However, in the early 1970s, due to the fall in profit rates for big U.S. companies, the U.S. government decided to terminate the convertibility of the dollar to gold. This meant the end of the international monetary system based on the gold standard. Until then, the money in circulation was primarily productive capital, or rather, capital resulting from concrete productive activities, such as industrial production and agriculture. But from that point on, an ever greater share of “money” began to circulate in the form of so-called speculative capital, capital that is aimed at generating profits but without contributing to production, for example, through stock markets, foreign debt “securities” and interest on these “securities”, etc. Strangely, even though no concrete productive activity is involved, the profits obtained in this way are considered real within the international financial system, and big capitalist operators like banks and corporations succeeded in raising their profit rates once again, albeit through speculative activities (10). Today, the total value of speculative capital, made up of stocks, bonds, and other types of tradable instruments or securities, is several times greater than the value of productive capital. This is the logic of earning money “without doing anything”.

The growth of speculative capital is closely linked to the rise of neoliberalism, with its policies of privatization and a free market economy, although the state continues to play a very active role for the benefit of big companies. Policies of explicit support for private enterprise contributed significantly to the growth of the billion-dollar debts accumulated by the countries of the South, as well as increased exploitation, extraction and privatization of “natural resources”. And it is the populations of these countries that have paid a heavy price for all this.

In recent years, financial speculation has taken ever greater control over the economy, including by way of environmental services, seeking to create new “natural commodities” that can then be “traded”. This could be described as a growing process of “financialization” of nature, which was strongly motivated by the latest economic-financial crisis in 2007-2008. As a result of this crisis, instead of a move by governments to regulate financial markets, there has been increased interest in “diversifying investments”, for example, by investing in environmental services but also in other areas, such as the land market.

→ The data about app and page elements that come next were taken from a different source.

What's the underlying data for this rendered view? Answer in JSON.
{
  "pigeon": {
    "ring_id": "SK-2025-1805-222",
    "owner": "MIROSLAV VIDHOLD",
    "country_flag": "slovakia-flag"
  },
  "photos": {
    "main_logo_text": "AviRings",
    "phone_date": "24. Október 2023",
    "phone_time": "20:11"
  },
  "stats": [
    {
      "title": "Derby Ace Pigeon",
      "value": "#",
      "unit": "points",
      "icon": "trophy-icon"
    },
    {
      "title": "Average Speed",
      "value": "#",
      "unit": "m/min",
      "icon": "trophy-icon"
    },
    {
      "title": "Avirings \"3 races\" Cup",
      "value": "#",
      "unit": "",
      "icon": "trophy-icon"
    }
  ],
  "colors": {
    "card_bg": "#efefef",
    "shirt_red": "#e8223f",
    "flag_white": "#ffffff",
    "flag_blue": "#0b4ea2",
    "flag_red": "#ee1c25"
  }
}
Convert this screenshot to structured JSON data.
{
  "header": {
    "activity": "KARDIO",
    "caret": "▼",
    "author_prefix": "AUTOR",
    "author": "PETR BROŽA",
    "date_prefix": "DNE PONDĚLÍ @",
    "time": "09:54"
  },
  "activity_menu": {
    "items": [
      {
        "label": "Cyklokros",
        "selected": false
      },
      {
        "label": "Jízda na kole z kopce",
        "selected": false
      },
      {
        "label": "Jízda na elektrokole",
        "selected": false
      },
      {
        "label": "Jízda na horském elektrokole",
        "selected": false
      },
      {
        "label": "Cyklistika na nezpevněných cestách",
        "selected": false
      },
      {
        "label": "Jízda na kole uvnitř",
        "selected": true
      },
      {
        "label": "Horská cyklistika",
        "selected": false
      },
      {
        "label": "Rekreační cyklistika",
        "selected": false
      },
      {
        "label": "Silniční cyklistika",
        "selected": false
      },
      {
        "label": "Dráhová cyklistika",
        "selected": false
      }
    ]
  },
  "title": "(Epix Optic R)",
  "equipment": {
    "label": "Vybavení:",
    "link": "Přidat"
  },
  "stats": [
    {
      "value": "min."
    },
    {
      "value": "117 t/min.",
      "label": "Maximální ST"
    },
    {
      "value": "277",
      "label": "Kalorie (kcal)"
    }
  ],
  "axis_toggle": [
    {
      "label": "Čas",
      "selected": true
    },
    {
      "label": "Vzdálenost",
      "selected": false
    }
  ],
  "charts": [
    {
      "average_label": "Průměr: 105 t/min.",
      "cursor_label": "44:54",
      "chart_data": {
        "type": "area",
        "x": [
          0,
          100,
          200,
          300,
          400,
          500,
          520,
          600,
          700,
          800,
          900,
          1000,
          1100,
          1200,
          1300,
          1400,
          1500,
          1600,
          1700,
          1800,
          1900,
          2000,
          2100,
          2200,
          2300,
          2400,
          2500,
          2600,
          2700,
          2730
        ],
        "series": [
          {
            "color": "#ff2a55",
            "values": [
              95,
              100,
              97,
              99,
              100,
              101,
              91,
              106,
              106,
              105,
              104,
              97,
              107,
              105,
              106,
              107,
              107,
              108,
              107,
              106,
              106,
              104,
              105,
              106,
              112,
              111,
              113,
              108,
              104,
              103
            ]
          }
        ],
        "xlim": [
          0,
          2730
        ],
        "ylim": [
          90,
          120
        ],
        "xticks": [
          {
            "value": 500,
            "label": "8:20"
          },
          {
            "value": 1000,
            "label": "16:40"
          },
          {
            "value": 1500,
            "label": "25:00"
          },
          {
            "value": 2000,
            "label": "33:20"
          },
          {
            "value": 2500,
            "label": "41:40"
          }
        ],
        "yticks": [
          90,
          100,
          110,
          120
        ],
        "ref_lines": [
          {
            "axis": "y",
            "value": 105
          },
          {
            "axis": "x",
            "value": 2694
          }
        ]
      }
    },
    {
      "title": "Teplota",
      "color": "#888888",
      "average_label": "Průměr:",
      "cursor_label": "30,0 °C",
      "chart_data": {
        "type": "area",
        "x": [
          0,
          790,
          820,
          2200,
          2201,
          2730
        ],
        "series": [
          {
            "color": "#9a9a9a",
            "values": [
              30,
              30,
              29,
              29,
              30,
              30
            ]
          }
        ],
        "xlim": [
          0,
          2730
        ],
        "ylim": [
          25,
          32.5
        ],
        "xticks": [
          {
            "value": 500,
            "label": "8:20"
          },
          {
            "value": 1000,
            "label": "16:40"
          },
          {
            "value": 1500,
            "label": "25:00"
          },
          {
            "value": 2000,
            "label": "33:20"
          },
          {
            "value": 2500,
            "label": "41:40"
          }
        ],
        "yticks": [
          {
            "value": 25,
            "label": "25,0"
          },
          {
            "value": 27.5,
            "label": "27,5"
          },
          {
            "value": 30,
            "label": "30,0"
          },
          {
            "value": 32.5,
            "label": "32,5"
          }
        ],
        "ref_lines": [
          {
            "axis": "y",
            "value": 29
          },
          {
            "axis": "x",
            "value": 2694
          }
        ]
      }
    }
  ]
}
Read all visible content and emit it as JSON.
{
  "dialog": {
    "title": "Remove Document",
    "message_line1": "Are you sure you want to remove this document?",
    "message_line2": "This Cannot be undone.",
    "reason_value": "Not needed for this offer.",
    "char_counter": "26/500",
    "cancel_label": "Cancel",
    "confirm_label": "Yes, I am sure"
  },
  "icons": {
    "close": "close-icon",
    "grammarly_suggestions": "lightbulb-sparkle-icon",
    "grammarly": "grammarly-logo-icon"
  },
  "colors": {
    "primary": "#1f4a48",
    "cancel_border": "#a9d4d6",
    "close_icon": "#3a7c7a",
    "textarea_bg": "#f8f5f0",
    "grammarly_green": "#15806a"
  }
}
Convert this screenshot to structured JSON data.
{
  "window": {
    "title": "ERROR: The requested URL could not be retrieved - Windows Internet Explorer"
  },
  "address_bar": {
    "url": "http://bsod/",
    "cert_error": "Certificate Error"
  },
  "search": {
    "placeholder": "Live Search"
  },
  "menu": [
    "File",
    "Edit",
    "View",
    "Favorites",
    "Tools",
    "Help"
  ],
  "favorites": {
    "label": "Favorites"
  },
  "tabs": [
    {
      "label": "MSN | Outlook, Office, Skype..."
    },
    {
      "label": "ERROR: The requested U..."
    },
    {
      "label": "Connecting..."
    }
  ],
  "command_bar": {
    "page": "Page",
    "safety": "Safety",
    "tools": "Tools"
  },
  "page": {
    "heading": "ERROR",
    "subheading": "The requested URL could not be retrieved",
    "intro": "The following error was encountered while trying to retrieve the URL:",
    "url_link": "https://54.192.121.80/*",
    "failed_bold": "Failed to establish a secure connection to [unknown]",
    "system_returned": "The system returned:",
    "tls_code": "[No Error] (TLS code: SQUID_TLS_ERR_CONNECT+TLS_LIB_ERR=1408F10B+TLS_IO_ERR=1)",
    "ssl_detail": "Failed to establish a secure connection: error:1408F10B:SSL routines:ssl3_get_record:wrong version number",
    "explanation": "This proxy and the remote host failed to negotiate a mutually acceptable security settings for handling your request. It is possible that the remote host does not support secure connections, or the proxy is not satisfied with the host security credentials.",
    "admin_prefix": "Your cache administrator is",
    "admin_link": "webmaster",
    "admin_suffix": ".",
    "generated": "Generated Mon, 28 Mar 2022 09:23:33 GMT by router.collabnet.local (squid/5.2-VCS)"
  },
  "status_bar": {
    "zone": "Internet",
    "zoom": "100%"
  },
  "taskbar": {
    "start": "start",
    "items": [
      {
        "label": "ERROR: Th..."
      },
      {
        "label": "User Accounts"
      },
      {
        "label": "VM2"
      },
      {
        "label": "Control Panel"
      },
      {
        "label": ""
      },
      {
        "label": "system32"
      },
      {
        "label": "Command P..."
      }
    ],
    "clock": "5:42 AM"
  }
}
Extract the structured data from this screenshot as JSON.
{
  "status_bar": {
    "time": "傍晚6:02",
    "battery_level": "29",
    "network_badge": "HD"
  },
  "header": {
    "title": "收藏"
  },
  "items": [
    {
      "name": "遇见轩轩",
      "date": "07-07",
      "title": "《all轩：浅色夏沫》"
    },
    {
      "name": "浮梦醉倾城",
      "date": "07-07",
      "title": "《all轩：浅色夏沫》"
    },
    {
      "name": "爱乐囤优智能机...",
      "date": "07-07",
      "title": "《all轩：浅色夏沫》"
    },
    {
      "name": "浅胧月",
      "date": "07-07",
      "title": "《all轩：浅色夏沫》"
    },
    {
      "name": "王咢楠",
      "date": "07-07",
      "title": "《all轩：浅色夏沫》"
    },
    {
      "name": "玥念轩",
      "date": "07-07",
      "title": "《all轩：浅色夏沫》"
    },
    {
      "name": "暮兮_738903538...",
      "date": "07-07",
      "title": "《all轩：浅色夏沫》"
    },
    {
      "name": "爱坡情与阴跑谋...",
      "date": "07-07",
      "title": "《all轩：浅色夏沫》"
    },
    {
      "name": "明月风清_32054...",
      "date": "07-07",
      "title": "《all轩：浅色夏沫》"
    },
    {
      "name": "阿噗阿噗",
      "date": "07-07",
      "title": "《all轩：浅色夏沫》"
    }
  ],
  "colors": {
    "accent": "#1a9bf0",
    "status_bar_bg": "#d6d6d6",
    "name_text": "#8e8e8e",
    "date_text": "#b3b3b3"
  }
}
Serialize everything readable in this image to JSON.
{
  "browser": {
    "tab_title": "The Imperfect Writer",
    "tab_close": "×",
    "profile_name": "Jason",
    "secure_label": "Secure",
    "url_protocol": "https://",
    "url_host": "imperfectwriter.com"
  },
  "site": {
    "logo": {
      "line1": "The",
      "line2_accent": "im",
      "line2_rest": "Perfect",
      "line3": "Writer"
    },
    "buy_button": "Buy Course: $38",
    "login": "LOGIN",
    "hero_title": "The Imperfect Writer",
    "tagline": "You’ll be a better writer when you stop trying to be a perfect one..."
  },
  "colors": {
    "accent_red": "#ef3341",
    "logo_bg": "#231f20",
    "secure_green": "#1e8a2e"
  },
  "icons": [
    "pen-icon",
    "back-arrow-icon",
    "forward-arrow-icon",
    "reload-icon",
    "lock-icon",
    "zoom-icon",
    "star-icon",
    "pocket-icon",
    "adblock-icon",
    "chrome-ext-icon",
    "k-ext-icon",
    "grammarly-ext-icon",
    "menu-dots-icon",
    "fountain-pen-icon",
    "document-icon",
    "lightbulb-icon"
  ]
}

This is why financial market experts are devoting much more time to finding ways to incorporate environmental services into financial markets, in search of new profits (11).


(10)Carcanholo, Reinaldo A. and Paulo Nakatani, ´Capitalismo Especulativo e Alternativas para América Latina´,

(11) Tricarico, Antônio, “The ´financial enclosure´ of the commons´,, 2011.